shows and technical meetings, and while my message to industry was not always
well received (they would have to change the way things had been done for over
20 years), the exposure led to many opportunities for Earthbound Farm to be involved in projects that range from creating a new online auditing tool for farmers
to working with NASA and the FDA to create a satellite-based risk modeling tool.
Earthbound’s Progressive Food Safety Program
Following the government and internal investigations, there was no “smoking
gun” that would explain how the spinach we had packed was contaminated or
how it made it through the washing, drying and packing process. Without a specific answer, we were forced to re-envision our entire program.
The government investi-
gation traced the product
back to one of four farms
that were co-packed by
So we had a few facts to work from: contamination likely occurred in the field,

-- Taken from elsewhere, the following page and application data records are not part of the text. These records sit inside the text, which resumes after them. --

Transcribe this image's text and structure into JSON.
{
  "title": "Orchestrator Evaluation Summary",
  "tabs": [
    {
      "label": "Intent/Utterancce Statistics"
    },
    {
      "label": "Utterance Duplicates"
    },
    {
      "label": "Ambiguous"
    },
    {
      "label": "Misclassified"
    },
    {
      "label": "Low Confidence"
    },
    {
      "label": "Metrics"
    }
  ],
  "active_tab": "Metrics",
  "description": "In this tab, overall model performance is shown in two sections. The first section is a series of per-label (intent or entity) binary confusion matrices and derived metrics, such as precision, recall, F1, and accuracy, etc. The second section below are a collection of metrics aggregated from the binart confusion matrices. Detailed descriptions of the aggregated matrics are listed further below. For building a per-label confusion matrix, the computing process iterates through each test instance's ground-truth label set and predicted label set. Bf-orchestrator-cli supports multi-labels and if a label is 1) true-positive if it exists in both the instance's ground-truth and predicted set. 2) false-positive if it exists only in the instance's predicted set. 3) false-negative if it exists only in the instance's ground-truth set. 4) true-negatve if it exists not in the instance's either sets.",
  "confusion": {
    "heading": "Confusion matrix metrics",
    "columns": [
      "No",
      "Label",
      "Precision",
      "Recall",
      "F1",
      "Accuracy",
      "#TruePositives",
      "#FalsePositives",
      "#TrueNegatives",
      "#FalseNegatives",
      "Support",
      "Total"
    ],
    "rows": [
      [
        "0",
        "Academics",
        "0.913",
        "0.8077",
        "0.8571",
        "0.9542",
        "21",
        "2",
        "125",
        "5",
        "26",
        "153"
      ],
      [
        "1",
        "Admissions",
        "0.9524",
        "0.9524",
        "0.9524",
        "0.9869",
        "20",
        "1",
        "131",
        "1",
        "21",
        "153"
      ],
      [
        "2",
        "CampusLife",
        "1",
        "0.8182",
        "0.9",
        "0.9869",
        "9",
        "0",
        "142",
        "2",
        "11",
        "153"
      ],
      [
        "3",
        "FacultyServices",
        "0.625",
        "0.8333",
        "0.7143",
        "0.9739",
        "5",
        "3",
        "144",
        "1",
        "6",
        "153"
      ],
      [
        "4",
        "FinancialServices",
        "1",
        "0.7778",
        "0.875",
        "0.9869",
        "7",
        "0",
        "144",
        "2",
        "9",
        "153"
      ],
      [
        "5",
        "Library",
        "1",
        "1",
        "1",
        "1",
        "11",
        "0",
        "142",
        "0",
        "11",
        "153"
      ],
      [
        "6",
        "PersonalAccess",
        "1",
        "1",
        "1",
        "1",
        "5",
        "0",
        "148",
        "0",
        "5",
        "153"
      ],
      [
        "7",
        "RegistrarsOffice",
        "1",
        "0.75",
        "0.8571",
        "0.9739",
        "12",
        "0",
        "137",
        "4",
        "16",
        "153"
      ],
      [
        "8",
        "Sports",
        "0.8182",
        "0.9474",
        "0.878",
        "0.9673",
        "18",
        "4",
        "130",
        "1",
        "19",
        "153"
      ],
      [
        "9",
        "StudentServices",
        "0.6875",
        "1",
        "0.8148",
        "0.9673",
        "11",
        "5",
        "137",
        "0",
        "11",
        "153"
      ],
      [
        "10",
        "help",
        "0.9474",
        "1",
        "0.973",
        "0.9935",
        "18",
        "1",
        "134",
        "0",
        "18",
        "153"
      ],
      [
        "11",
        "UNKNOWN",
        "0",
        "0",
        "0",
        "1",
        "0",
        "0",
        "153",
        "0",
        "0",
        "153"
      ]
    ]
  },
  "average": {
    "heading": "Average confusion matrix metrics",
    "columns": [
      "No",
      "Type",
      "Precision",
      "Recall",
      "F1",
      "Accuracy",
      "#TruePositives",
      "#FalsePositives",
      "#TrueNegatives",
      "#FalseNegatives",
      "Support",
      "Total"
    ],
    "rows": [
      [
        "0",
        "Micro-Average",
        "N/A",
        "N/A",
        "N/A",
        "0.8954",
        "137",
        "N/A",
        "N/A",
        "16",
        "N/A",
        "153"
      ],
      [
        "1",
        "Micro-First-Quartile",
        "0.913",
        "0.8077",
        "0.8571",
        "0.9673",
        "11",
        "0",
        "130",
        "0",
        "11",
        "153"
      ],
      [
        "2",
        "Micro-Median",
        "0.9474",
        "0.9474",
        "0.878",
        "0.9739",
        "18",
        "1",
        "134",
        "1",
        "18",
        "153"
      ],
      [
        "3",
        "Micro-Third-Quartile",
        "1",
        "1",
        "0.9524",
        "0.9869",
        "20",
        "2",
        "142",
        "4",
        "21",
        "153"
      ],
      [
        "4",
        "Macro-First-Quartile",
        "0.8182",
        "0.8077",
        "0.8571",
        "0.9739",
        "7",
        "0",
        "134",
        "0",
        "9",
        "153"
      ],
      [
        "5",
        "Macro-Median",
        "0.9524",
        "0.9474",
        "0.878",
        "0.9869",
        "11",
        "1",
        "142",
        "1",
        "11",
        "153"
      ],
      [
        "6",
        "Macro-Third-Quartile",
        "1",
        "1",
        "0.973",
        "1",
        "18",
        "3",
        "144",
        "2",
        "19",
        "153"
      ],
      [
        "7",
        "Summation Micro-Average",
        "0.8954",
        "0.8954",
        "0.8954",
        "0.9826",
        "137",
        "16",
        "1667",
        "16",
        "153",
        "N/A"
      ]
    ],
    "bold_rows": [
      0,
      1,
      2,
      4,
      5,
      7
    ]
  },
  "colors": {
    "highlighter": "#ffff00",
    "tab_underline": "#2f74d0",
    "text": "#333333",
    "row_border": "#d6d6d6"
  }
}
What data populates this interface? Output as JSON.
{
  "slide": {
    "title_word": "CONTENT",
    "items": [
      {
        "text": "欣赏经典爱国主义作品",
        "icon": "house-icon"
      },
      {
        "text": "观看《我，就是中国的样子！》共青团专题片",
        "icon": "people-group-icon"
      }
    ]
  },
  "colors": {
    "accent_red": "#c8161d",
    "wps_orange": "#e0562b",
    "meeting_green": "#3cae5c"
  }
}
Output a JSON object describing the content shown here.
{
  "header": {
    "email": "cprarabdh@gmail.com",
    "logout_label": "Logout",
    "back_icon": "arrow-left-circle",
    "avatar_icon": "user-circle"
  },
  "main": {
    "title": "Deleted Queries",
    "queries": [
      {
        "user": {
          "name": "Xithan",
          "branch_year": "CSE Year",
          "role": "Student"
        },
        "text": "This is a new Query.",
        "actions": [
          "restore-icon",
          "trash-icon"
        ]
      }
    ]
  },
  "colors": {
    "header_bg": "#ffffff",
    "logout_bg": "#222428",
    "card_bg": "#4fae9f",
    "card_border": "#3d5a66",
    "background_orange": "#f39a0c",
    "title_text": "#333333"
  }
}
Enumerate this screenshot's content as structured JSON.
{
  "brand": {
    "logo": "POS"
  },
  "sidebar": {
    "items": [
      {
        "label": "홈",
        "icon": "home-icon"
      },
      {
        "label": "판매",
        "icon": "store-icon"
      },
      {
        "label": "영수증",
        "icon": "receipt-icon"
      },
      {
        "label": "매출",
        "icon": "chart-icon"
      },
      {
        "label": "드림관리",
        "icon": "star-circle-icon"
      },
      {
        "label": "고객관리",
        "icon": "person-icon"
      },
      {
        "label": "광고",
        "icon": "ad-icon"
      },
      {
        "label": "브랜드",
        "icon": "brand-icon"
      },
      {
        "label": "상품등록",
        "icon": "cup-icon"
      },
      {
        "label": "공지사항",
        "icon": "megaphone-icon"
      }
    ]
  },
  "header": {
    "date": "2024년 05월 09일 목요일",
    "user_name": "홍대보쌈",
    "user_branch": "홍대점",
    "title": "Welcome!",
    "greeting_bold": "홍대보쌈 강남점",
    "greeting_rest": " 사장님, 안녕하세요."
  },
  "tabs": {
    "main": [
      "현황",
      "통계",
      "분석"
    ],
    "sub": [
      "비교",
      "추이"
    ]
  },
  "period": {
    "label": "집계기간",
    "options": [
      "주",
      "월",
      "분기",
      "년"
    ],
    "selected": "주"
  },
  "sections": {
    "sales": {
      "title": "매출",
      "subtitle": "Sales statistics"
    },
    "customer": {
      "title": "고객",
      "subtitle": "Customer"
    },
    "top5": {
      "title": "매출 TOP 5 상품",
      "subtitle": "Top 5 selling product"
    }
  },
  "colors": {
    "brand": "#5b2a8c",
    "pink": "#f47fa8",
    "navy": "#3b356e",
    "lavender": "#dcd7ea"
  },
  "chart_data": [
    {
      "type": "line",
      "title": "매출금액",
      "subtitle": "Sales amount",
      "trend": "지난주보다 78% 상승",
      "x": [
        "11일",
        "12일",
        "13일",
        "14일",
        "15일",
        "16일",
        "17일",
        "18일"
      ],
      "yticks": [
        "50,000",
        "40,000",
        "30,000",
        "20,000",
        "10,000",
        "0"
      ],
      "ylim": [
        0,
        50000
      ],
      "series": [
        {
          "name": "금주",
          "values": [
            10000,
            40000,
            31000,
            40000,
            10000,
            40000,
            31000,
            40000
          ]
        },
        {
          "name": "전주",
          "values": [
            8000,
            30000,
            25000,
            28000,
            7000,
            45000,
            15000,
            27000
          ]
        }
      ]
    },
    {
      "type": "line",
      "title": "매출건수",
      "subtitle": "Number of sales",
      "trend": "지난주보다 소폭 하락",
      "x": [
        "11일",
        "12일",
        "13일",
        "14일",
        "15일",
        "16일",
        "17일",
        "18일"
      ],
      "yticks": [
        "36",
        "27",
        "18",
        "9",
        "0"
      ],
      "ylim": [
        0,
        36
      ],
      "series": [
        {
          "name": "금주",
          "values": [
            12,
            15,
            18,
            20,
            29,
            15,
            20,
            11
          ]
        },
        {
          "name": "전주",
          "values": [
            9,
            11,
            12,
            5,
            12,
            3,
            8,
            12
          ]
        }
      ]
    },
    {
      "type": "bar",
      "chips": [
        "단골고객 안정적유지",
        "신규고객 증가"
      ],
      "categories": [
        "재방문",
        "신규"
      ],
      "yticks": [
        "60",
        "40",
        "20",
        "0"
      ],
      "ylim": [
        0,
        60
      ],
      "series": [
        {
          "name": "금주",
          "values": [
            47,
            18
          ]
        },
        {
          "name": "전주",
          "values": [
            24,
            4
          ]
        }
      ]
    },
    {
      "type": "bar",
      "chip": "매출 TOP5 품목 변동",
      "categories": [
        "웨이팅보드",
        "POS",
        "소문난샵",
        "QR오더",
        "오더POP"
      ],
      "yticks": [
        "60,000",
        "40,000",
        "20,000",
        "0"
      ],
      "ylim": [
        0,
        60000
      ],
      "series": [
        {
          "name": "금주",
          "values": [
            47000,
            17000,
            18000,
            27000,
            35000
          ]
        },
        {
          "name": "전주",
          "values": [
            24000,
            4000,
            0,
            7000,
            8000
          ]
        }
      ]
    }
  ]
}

a relatively small amount of product led to a pretty significant outbreak and the
process used was not adequate to control the risks on that day. Another important
fact was understanding that for 20 years of processing salads, Earthbound’s sys-
tems had always controlled any pathogens that might have come in from the
field. But that day in August, the system did not.
We dissected every step of the process, from field selection to loading the finished product onto a customer’s truck and identified every possible enhancement to the current program to reduce or eliminate contamination. Without a
kill step to eliminate the hazards, the best approach was to develop a multi-hurdle
program that would put several controls in place throughout the process.
Today, Earthbound Farm now has over 2,000 SKUs, all of
which undergo strict safety controls.
bound also requires pathogen testing
for all inputs going into the field
(water, soil amendments and even
transplants). These inputs are tested
for the presence of E. coli O157:H7,
non-O157 STEC (shiga-toxin producing E. coli) and salmonella. All inputs
must test negative for the presence of
these pathogens to be used. In addi-
Earthbound requires pathogen testing for
all inputs going into the field.
Improving Controls in the Field
Earthbound identified several food safety enhancements in the field. Many
were in step with the Leafy Greens Marketing Agreement (LGMA—a California
(then Arizona) marketing agreement enacted in the months following the out-
break), but several exceeded those metrics. We believed that without adequate
science to support the metrics established by LGMA, it was prudent to pursue a
more rigorous approach. We also believed that where the science was lacking, ag-
gressive data collection would help everyone “get to the science.”
Like the LGMA, Earthbound requires a preseason field assessment, a prehar-
vest field assessment and testing for generic E. coli in water and E. coli O157:H7
testing for inputs of animal origin (compost, fertilizers, etc.). However, Earth-
tion, Earthbound tests all open water
sources weekly (more frequent than
LGMA requirements) for the presence
of pathogens in addition to the
generic E. coli requirement from the
LGMA. While the generic E. coli is not
pathogenic in and of itself, it’s consid-
ered an “indicator organism,” mean-
ing that its presence indicates the
presence of pathogens.